She turns bottles into pieces of art
It is a common notion that environment concerns can be a pastime or a hobby and not a profitable profession, especially in an urban world. However, every commercial activity need not deprive Mother Earth of its flora & fauna, says Aparna, a student, who has come up with ‘Quppi’, an idea to rid the Ashtamudi Lake in Kollam of the many waste materials cast on its shores…
Q: How did this idea come to you?

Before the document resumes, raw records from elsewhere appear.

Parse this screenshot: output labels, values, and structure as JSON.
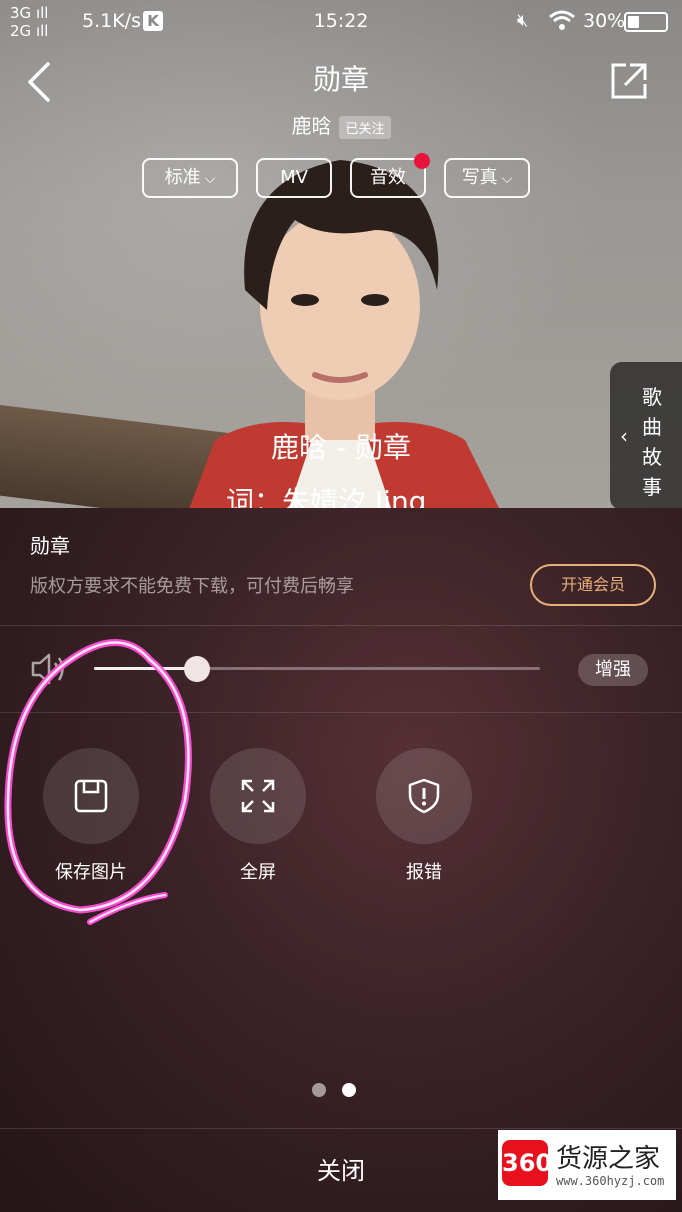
{
  "status_bar": {
    "signal_1": "3G",
    "signal_2": "2G",
    "net_speed": "5.1K/s",
    "k_badge": "K",
    "time": "15:22",
    "battery_percent": "30%",
    "battery_level": 0.3
  },
  "header": {
    "title": "勋章",
    "artist": "鹿晗",
    "follow_badge": "已关注"
  },
  "chips": {
    "standard": "标准",
    "mv": "MV",
    "sound_effect": "音效",
    "photo": "写真"
  },
  "lyrics": {
    "line1": "鹿晗 - 勋章",
    "line2": "词：朱婧汐 Jing"
  },
  "story_tab": {
    "label": "歌曲故事"
  },
  "sheet": {
    "song_title": "勋章",
    "copyright_note": "版权方要求不能免费下载，可付费后畅享",
    "vip_button": "开通会员",
    "volume_level": 0.23,
    "boost_button": "增强",
    "actions": {
      "save": "保存图片",
      "fullscreen": "全屏",
      "report": "报错"
    },
    "close": "关闭"
  },
  "watermark": {
    "badge": "360",
    "name": "货源之家",
    "url": "www.360hyzj.com"
  },
  "colors": {
    "accent_gold": "#e6b07a",
    "red_dot": "#e8143c",
    "annotation_pink": "#ff4fd8"
  }
}
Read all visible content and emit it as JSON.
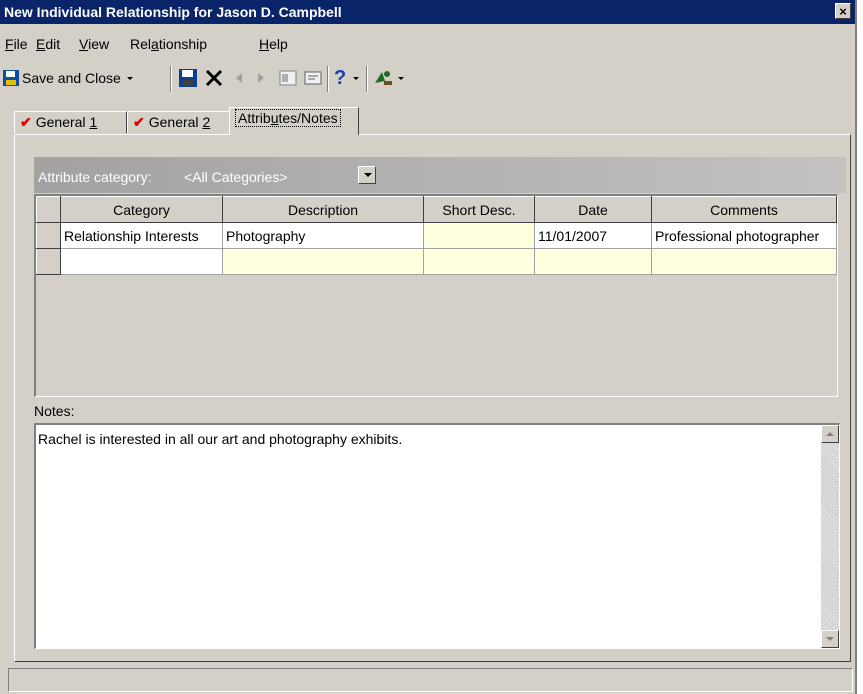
{
  "window": {
    "title": "New Individual Relationship for Jason D. Campbell",
    "close_glyph": "×"
  },
  "menu": [
    {
      "label": "File",
      "u": "F",
      "rest": "ile"
    },
    {
      "label": "Edit",
      "u": "E",
      "rest": "dit"
    },
    {
      "label": "View",
      "u": "V",
      "rest": "iew"
    },
    {
      "label": "Relationship",
      "pre": "Rel",
      "u": "a",
      "rest": "tionship"
    },
    {
      "label": "Help",
      "u": "H",
      "rest": "elp"
    }
  ],
  "toolbar": {
    "save_close_label": "Save and Close",
    "help_glyph": "?"
  },
  "tabs": [
    {
      "label": "General 1",
      "pre": "General ",
      "u": "1"
    },
    {
      "label": "General 2",
      "pre": "General ",
      "u": "2"
    },
    {
      "label": "Attributes/Notes",
      "pre": "Attrib",
      "u": "u",
      "rest": "tes/Notes"
    }
  ],
  "attributes": {
    "category_label": "Attribute category:",
    "category_value": "<All Categories>",
    "columns": [
      "Category",
      "Description",
      "Short Desc.",
      "Date",
      "Comments"
    ],
    "rows": [
      {
        "category": "Relationship Interests",
        "description": "Photography",
        "short_desc": "",
        "date": "11/01/2007",
        "comments": "Professional photographer"
      },
      {
        "category": "",
        "description": "",
        "short_desc": "",
        "date": "",
        "comments": ""
      }
    ]
  },
  "notes": {
    "label": "Notes:",
    "text": "Rachel is interested in all our art and photography exhibits."
  },
  "colors": {
    "title_bar": "#0a246a",
    "face": "#d4d0c8",
    "required_check": "#e00000",
    "new_row": "#ffffe0"
  }
}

The idea of Quppi came to me on the long stretch I travelled every day to reach Kollam town from home in Munroe Thuruthu, an island 28 km away! There would be so many bottles on the way, especially on the banks of the Ashtamudi Lake. I began collecting the pretty ones and bringing them home. I have always liked to paint and draw and this is what I did on the bottles. They became decorative. This became a habit. Every day I brought five or six bottles home. I’d carry extra bags and sacks to carry these and my mother began to worry – what will people say of a 22-year-old picking discarded bottles from the road? But when I started posting pictures of the bottles I converted into beautiful decorative pieces and people began asking me about them, wanting to buy them, the family too lent support.
Q: How did it turn into an enterprise?
What began as a hobby got a deeper meaning when I realised that in one way this could reduce the wastes accumulating on the sides of the beloved Ashtamudi. If more people joined and more bottles got picked up and converted into something useful, it could really make a difference! I put up a Facebook post announcing a meeting of those who would like to take the waste converted into ‘a new form’ back home with them. Sixteen people I had not met before turned up at the meet. With gloves covering their hands, they picked up all sorts of waste material that could be upcycled – bottles, thermocol, plastic covers, disposable cubs, nylon clothes – and brought it to my home. More materials came from the townsfolk who heard what was happening and wanted to help. We spent hours cleaning the materials we collected. Cleaning was the toughest part! With a little team, I then put together a small awareness programme at the Adventure Park: College students, teachers, employees of the health department, working folk – all came to attend it. The upcycled objects were exhibited and some of these were bought too.
Q: What is your motto?
We often spend money to buy craft from the shop when instead we can convert such waste materials into something useful. I was mocked so much for collecting waste from the road. It is that attitude that should change. It is not always decorative pieces. Plastic bottles, for instance, can be converted into a piece of furniture, like a stool. There are many ideas being shared. One idea is to create shades or shelters – some sort of roofing – with plastic bottles in bus stands and other places. But we will need more raw materials for it. Quppi is turning out to be bigger than I expected. There will be more programmes like these now. The idea is to take it to as many people as possible. It has become such a big part of my life that my friends call me Quppi these days. Kuppi in Malayalam means bottle.